If Wood’s 5.3 walk percentage continues to stay low, and if he can continue to improve his strikeout rate, he should be solid mid-rotation anchor for the Braves once Minor returns.
Jim Sannes' Thoughts:
When Mark Buehrle began his Major League career with the White Sox in 2000, we were all getting turnt up for a thrilling presidential election between George W. Bush and Al Gore. Buehrle was a 21-year-old, soft-tossing lefty who eventually made waves in the league his second year by posting a 3.29 ERA. He had a promising career ahead of him.
Now, 14 excellent years, 2,900 innings, and a perfect game later, Buehrle is still a soft-tossing lefty, but he's 35 years old. Everybody had thrown Buehrle's career out the window last year when he finished with a 4.15 ERA in his first season with Toronto. However, through his first four starts, Buehrle is leading the league with a 0.64 ERA. That's jaw-dropping surprising.
On the season, Buehrle has 19 strikeouts to only 5 walks. He has a WHIP below 1.00 for the first time in his career with opponents hitting only .206 against him. All of this is while averaging only 82.8 miles per hour on his fastball. It's incredible.

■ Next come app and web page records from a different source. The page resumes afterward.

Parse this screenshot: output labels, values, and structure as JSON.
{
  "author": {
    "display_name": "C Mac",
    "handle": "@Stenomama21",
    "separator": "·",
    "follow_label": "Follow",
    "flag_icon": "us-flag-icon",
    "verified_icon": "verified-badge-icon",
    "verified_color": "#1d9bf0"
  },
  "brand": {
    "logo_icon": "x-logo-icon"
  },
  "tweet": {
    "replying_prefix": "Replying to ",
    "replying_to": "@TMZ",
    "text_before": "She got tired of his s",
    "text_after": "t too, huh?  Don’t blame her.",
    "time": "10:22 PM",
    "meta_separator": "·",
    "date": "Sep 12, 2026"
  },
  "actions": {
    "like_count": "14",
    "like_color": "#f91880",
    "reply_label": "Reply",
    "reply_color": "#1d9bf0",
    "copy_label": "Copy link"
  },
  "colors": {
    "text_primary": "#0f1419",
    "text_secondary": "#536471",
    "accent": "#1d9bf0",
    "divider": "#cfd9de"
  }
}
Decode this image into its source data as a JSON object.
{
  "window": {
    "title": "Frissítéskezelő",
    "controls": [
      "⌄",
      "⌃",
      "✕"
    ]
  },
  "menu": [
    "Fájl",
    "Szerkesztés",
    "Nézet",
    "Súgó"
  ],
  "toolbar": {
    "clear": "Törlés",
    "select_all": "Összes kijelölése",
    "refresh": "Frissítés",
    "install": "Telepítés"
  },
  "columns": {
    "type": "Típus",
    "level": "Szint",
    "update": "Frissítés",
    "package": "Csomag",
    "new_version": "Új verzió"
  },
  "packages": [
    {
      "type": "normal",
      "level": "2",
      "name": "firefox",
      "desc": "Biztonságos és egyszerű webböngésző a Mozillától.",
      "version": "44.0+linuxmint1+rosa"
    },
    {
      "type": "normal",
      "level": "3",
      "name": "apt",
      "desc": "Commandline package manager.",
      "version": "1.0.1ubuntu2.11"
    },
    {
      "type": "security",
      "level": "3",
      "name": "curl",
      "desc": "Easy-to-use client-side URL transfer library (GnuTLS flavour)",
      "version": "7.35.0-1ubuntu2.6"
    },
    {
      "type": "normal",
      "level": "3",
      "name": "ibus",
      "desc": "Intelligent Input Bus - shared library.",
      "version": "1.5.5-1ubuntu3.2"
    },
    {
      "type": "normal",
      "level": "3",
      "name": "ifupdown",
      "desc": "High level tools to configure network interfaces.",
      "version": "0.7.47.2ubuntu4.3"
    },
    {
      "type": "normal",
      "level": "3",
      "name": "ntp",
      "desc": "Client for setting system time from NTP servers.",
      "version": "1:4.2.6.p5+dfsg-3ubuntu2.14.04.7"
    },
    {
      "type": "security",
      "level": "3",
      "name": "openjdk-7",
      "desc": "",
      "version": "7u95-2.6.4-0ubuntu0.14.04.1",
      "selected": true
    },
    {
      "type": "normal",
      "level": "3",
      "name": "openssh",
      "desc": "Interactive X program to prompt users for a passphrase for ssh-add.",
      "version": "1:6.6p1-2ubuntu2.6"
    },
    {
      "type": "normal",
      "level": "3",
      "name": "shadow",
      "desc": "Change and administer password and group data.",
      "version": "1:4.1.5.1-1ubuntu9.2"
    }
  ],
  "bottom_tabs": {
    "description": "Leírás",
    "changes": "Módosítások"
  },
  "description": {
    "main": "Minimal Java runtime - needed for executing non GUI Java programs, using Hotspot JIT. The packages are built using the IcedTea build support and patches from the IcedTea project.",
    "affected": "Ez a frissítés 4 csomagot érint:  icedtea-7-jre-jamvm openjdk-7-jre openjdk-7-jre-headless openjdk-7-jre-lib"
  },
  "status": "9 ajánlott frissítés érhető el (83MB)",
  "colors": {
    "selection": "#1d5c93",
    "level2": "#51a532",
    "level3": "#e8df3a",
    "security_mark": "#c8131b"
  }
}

Just as nobody thought Buehrle would be posting numbers like this on the year, nobody thinks that he will sustain it. Of course he won't. Buehrle's left-on-base percentage is 92.9 percent. That will eventually normalize to around his career average of 72.7, and the runs will start to flow. He hasn't allowed a home run yet this year on the 21 fly balls he has allowed, while the league average is about one home run for every 10 fly balls. Yes, regression is coming for Buehrle, but it's still fun to marvel at what he's done.